Deism offers a God concept in which God is transcendent but not immanent. Although it has been around since the time of Ancient Greece, deism flourished in Europe in the seventeenth and eighteenth centuries as a result of the emergence of science.
Several well-known figures embraced deism, including Voltaire (1694-1778) and several among the founding fathers of the American revolution including Thomas Paine, Benjamin Franklin, George Washington, Thomas Jefferson, and John Adams.
The earliest known use of the word deist was by Pierre Viret (1511-1571). In Viret’s view, the deist affirms belief in God as the creator of heaven and earth but rejects Jesus Christ and his doctrines, and he was antagonistic often labeling deists atheists and monsters. The British clergyman Richard Bentley (1662-1742), in his 1692 Boyle lecture, The Folly of Atheism and (What Is Now Called) Deism, conflated deism with atheism. The deist Thomas Jefferson (1743-1826) had to offset accusations of atheism by reminding his friends that he was a Christian.
Deism is the belief in one God who created but does not intervene in the universe (1). All deists agreed that there is a creator God who produced a rational, orderly universe governed by laws that can be understood by reasoning human beings (2). God created the world machine and left the universe to run and operate according to natural laws. The laws of motion posited by Isaac Newton (1642-1727) suggested the reality of a universe that operated in a predictable, mechanical fashion, much like a clock. Thus, deism flourished in the wake of the rise of Newtonian science in the seventeenth century,
“…the idea of God intervening in the course of nature has been widely thought to be inconsistent with the scientific outlook. Miraculous divine acts have been understood as breaking the normal laws of nature (as we saw with Spinoza). Deism, in reaction, retains belief in a creator God who started everything off, but it holds that he does not act within the world thereafter. Some deists may retain belief in the continuous sustaining activity of God, they just deny that he makes any special interventions in certain events rather than others” (3).
Deism, of course, differs significantly from traditional forms of theism that present a God that talks to people, provides direct revelation, influences human beings, and is intimately acquainted with them. Although on deism God sustains the universe in existence he is not in the world in any way. God has not, for instance, provided humanity with direct revelation. Further, God’s lack of immanence in the world means that there are no miracles and since miracles do not occur, any belief in them is superstition. Further, petitionary prayers are pointless despite God being aware of everything that goes on in the world.
Human beings also derived a sense of moral right and wrong from God by which to guide behavior (4). Institutional religion is not considered important, except for it aid in promoting moral behavior.

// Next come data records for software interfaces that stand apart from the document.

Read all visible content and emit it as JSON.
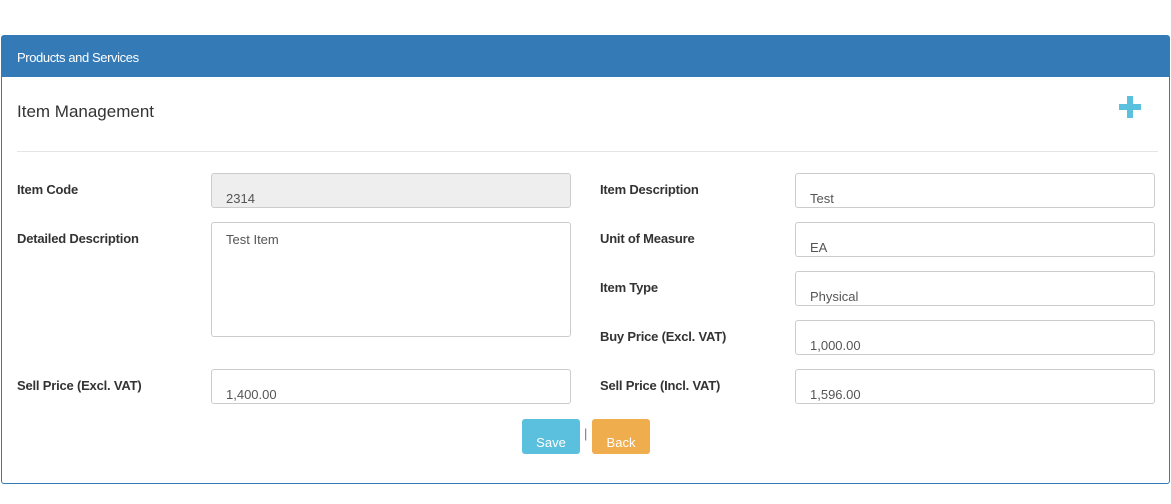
{
  "panel": {
    "heading": "Products and Services"
  },
  "page": {
    "title": "Item Management"
  },
  "icons": {
    "add": "plus-icon",
    "add_color": "#5bc0de"
  },
  "colors": {
    "primary": "#337ab7",
    "info": "#5bc0de",
    "warning": "#f0ad4e"
  },
  "form": {
    "item_code": {
      "label": "Item Code",
      "value": "2314"
    },
    "item_description": {
      "label": "Item Description",
      "value": "Test"
    },
    "detailed_description": {
      "label": "Detailed Description",
      "value": "Test Item"
    },
    "unit_of_measure": {
      "label": "Unit of Measure",
      "value": "EA"
    },
    "item_type": {
      "label": "Item Type",
      "value": "Physical"
    },
    "buy_price_excl": {
      "label": "Buy Price (Excl. VAT)",
      "value": "1,000.00"
    },
    "sell_price_excl": {
      "label": "Sell Price (Excl. VAT)",
      "value": "1,400.00"
    },
    "sell_price_incl": {
      "label": "Sell Price (Incl. VAT)",
      "value": "1,596.00"
    }
  },
  "actions": {
    "save": "Save",
    "separator": "|",
    "back": "Back"
  }
}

There is life after death and God will judge persons according to God’s moral law that he gave humanity.
1. Garner, Bryan. 2016. Garner’s Modern English Usage. Oxford: Oxford University Press. p. 904; Stevenson, Leslie. 2019. “Deism”. In Eighteen Takes on God: A Short Guide for Those Who Are Still Perplexed. Oxford: Oxford University Press. p. 54.
2. Shuffelton, Frank. “Deism.” Encyclopedia of the New American Nation 1:369-371. p. 369.

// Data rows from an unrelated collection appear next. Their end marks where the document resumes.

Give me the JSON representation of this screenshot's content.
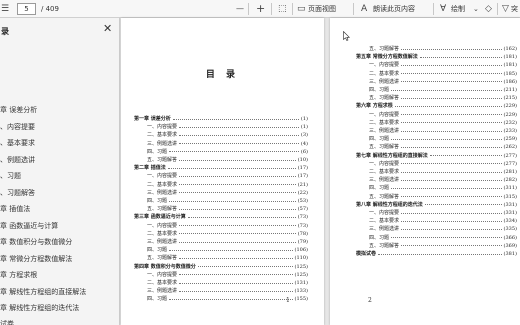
{
  "toolbar": {
    "page_current": "5",
    "page_total": "/ 409",
    "zoom_out_label": "—",
    "zoom_in_label": "+",
    "page_view_label": "页面视图",
    "read_aloud_label": "朗读此页内容",
    "draw_label": "绘制",
    "highlight_label": "突"
  },
  "sidebar": {
    "title": "录",
    "items": [
      "章 误差分析",
      "、内容提要",
      "、基本要求",
      "、例题选讲",
      "、习题",
      "、习题解答",
      "章 插值法",
      "章 函数逼近与计算",
      "章 数值积分与数值微分",
      "章 常微分方程数值解法",
      "章 方程求根",
      "章 解线性方程组的直接解法",
      "章 解线性方程组的迭代法",
      "试卷"
    ]
  },
  "page1": {
    "title": "目  录",
    "entries": [
      {
        "text": "第一章  误差分析",
        "page": "(1)",
        "bold": true
      },
      {
        "text": "一、内容提要",
        "page": "(1)",
        "bold": false
      },
      {
        "text": "二、基本要求",
        "page": "(3)",
        "bold": false
      },
      {
        "text": "三、例题选讲",
        "page": "(4)",
        "bold": false
      },
      {
        "text": "四、习题",
        "page": "(6)",
        "bold": false
      },
      {
        "text": "五、习题解答",
        "page": "(10)",
        "bold": false
      },
      {
        "text": "第二章  插值法",
        "page": "(17)",
        "bold": true
      },
      {
        "text": "一、内容提要",
        "page": "(17)",
        "bold": false
      },
      {
        "text": "二、基本要求",
        "page": "(21)",
        "bold": false
      },
      {
        "text": "三、例题选讲",
        "page": "(22)",
        "bold": false
      },
      {
        "text": "四、习题",
        "page": "(53)",
        "bold": false
      },
      {
        "text": "五、习题解答",
        "page": "(57)",
        "bold": false
      },
      {
        "text": "第三章  函数逼近与计算",
        "page": "(73)",
        "bold": true
      },
      {
        "text": "一、内容提要",
        "page": "(73)",
        "bold": false
      },
      {
        "text": "二、基本要求",
        "page": "(78)",
        "bold": false
      },
      {
        "text": "三、例题选讲",
        "page": "(79)",
        "bold": false
      },
      {
        "text": "四、习题",
        "page": "(106)",
        "bold": false
      },
      {
        "text": "五、习题解答",
        "page": "(110)",
        "bold": false
      },
      {
        "text": "第四章  数值积分与数值微分",
        "page": "(125)",
        "bold": true
      },
      {
        "text": "一、内容提要",
        "page": "(125)",
        "bold": false
      },
      {
        "text": "二、基本要求",
        "page": "(131)",
        "bold": false
      },
      {
        "text": "三、例题选讲",
        "page": "(133)",
        "bold": false
      },
      {
        "text": "四、习题",
        "page": "(155)",
        "bold": false
      }
    ],
    "page_number": "1"
  },
  "page2": {
    "entries": [
      {
        "text": "五、习题解答",
        "page": "(162)",
        "bold": false
      },
      {
        "text": "第五章  常微分方程数值解法",
        "page": "(181)",
        "bold": true
      },
      {
        "text": "一、内容提要",
        "page": "(181)",
        "bold": false
      },
      {
        "text": "二、基本要求",
        "page": "(185)",
        "bold": false
      },
      {
        "text": "三、例题选讲",
        "page": "(186)",
        "bold": false
      },
      {
        "text": "四、习题",
        "page": "(211)",
        "bold": false
      },
      {
        "text": "五、习题解答",
        "page": "(215)",
        "bold": false
      },
      {
        "text": "第六章  方程求根",
        "page": "(229)",
        "bold": true
      },
      {
        "text": "一、内容提要",
        "page": "(229)",
        "bold": false
      },
      {
        "text": "二、基本要求",
        "page": "(232)",
        "bold": false
      },
      {
        "text": "三、例题选讲",
        "page": "(233)",
        "bold": false
      },
      {
        "text": "四、习题",
        "page": "(259)",
        "bold": false
      },
      {
        "text": "五、习题解答",
        "page": "(262)",
        "bold": false
      },
      {
        "text": "第七章  解线性方程组的直接解法",
        "page": "(277)",
        "bold": true
      },
      {
        "text": "一、内容提要",
        "page": "(277)",
        "bold": false
      },
      {
        "text": "二、基本要求",
        "page": "(281)",
        "bold": false
      },
      {
        "text": "三、例题选讲",
        "page": "(282)",
        "bold": false
      },
      {
        "text": "四、习题",
        "page": "(311)",
        "bold": false
      },
      {
        "text": "五、习题解答",
        "page": "(315)",
        "bold": false
      },
      {
        "text": "第八章  解线性方程组的迭代法",
        "page": "(331)",
        "bold": true
      },
      {
        "text": "一、内容提要",
        "page": "(331)",
        "bold": false
      },
      {
        "text": "二、基本要求",
        "page": "(334)",
        "bold": false
      },
      {
        "text": "三、例题选讲",
        "page": "(335)",
        "bold": false
      },
      {
        "text": "四、习题",
        "page": "(366)",
        "bold": false
      },
      {
        "text": "五、习题解答",
        "page": "(369)",
        "bold": false
      },
      {
        "text": "模拟试卷",
        "page": "(381)",
        "bold": true
      }
    ],
    "page_number": "2"
  }
}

3. Stevenson, Leslie. 2019. Ibid. p. 53-54.
4. Creel, Richard. 2013. Philosophy of Religion: The Basics. Hoboken: John Wiley & Sons.